“The whole [LNG export] project was built on over-inflated forecasts,” observed Dan Gocher of the shareholder activist group Market Forces. With gas prices driven down by a persistent global glut in unwanted crude oil, Australia’s exporters are facing a hard landing.
On the home front, filling pipelines to the two newly-devalued export terminals, together with a third owned by Shell, has had the effect of “vacuuming [up] Australia’s gas and caused domestic prices to skyrocket,” The Guardian notes. “Meanwhile, Australia’s greenhouse gas emissions rose dramatically in the latest quarterly report, a rise that is mostly caused by the operation of the three LNG plants.”
As the Institute for Energy Economics and Financial Analysis’ Bruce Robertson summed it up: “This industry has torn up its shareholders’ wealth, and now it’s tearing up the nation’s wealth.”

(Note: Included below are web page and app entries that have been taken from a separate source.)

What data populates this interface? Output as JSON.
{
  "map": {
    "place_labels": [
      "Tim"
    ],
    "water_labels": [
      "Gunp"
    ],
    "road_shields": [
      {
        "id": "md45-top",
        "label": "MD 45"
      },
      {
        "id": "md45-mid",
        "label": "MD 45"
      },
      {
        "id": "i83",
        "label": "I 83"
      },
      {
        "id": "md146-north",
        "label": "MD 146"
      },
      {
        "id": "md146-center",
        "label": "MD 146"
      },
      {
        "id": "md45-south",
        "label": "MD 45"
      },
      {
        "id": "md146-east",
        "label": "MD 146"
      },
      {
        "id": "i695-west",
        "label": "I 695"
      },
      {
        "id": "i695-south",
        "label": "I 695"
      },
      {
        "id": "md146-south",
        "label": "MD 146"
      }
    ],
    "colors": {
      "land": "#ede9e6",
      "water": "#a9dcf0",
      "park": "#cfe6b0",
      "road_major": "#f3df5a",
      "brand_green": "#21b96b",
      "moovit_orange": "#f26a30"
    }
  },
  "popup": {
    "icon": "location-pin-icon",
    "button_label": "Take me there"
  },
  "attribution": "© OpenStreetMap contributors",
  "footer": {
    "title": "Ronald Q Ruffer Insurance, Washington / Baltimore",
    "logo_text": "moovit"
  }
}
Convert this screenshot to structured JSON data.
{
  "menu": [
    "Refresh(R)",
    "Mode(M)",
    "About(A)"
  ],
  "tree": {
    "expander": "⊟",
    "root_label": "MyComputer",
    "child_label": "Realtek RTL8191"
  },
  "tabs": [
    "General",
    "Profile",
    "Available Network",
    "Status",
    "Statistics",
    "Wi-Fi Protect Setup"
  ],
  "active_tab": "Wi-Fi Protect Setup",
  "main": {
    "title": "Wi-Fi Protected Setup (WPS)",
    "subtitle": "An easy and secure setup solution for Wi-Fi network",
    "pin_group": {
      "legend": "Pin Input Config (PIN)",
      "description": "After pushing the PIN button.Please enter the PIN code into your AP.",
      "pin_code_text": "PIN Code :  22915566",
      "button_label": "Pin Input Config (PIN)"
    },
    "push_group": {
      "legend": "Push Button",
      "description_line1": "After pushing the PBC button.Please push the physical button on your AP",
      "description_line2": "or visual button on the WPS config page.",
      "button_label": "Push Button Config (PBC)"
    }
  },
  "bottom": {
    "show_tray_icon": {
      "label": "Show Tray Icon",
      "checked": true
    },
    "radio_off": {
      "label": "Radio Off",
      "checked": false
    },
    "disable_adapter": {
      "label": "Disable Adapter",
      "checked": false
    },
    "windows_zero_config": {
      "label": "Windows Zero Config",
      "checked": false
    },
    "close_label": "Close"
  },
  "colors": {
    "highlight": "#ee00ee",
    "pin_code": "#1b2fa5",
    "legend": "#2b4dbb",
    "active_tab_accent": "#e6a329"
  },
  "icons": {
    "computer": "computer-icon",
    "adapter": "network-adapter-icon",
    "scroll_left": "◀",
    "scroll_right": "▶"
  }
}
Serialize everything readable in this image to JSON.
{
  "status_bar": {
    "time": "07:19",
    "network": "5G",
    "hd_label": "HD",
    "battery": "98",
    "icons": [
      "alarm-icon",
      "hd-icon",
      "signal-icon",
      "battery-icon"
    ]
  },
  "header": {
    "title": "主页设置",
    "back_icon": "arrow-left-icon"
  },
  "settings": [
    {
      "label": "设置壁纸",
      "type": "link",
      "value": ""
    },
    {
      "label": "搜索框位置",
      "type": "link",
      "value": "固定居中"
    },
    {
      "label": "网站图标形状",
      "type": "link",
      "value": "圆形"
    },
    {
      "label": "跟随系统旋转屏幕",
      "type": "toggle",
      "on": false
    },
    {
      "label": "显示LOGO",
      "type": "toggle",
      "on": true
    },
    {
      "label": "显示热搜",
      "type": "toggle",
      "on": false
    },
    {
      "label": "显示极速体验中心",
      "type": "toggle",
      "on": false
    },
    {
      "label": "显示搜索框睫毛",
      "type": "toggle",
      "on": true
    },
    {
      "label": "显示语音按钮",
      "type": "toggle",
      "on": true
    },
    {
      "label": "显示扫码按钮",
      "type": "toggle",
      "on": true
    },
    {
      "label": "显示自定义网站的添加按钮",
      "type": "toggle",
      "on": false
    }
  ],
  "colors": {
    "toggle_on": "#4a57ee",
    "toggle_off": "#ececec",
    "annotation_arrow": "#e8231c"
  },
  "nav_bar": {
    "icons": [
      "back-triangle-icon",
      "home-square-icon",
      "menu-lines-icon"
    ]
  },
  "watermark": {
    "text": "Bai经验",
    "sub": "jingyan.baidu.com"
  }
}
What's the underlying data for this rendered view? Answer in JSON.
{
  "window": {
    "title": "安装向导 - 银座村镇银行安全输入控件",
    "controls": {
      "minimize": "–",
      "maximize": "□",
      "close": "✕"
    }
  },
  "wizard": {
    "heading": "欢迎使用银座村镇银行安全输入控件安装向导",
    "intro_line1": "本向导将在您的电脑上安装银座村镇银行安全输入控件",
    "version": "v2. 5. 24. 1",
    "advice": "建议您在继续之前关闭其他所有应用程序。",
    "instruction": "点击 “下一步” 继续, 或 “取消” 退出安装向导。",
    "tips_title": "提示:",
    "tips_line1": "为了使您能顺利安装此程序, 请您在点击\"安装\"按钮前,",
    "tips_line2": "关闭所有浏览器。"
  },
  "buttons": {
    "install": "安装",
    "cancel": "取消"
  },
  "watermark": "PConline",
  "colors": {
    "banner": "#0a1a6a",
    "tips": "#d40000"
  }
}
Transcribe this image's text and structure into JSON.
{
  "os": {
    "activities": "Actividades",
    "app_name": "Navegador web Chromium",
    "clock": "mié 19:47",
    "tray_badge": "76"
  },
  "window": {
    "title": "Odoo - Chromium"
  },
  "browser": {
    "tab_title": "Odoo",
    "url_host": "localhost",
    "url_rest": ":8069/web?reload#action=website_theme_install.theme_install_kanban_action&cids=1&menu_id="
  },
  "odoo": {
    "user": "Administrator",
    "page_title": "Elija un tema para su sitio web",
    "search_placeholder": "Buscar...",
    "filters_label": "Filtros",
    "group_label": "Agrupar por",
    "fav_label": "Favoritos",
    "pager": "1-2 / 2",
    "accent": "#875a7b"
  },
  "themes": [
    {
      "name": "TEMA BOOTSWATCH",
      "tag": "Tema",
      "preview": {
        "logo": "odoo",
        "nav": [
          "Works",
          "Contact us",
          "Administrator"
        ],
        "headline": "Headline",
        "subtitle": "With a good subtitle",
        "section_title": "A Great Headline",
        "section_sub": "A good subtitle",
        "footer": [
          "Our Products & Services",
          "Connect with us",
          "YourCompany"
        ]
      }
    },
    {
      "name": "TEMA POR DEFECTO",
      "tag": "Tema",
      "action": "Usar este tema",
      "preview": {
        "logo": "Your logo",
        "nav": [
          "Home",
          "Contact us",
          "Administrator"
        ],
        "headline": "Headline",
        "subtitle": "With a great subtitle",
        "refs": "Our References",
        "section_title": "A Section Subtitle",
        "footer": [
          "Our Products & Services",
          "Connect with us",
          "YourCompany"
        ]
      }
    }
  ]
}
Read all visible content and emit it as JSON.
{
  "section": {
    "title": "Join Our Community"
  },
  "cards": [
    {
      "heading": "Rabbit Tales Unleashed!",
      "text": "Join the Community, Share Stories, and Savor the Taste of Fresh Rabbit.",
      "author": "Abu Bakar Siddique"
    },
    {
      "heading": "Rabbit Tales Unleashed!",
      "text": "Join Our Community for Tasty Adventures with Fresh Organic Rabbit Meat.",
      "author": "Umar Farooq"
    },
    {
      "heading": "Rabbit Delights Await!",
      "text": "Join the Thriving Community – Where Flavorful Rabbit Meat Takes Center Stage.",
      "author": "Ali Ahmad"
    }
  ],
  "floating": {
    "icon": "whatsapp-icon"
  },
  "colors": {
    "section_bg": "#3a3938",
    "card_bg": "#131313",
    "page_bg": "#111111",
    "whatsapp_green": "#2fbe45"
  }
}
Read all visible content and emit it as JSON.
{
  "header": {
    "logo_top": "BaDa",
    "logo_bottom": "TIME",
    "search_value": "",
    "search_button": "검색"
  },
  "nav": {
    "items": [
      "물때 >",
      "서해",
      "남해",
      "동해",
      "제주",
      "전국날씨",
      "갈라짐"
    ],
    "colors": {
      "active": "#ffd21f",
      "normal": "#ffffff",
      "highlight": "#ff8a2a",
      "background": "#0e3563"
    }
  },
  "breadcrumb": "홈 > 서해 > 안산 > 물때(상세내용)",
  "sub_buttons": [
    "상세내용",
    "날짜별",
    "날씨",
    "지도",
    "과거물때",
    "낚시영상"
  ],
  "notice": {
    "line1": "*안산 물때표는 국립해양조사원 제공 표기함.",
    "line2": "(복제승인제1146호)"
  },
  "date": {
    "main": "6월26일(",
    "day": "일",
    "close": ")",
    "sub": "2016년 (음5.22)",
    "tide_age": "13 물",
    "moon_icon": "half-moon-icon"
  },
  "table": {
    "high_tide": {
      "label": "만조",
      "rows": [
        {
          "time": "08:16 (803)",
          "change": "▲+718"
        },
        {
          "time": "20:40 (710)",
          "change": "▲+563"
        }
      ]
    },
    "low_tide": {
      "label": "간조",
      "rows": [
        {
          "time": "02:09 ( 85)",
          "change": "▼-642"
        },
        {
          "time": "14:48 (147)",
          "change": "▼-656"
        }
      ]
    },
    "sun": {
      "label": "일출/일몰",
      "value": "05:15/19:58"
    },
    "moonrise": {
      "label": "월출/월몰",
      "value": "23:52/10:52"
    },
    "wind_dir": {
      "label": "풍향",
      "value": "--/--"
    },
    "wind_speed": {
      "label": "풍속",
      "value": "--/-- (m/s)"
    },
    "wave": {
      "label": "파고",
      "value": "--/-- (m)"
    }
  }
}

The grim assessment strongly bolsters a view that Canadian economist Jim Stanford, formerly with the Unifor trade union and now a resident of Australia, offered earlier this month. Australia’s experience, he suggested, shows that Canada’s more deliberate regulatory process “likely saved us from wasting tens of billions of dollars on the biggest white elephant in Canadian history.”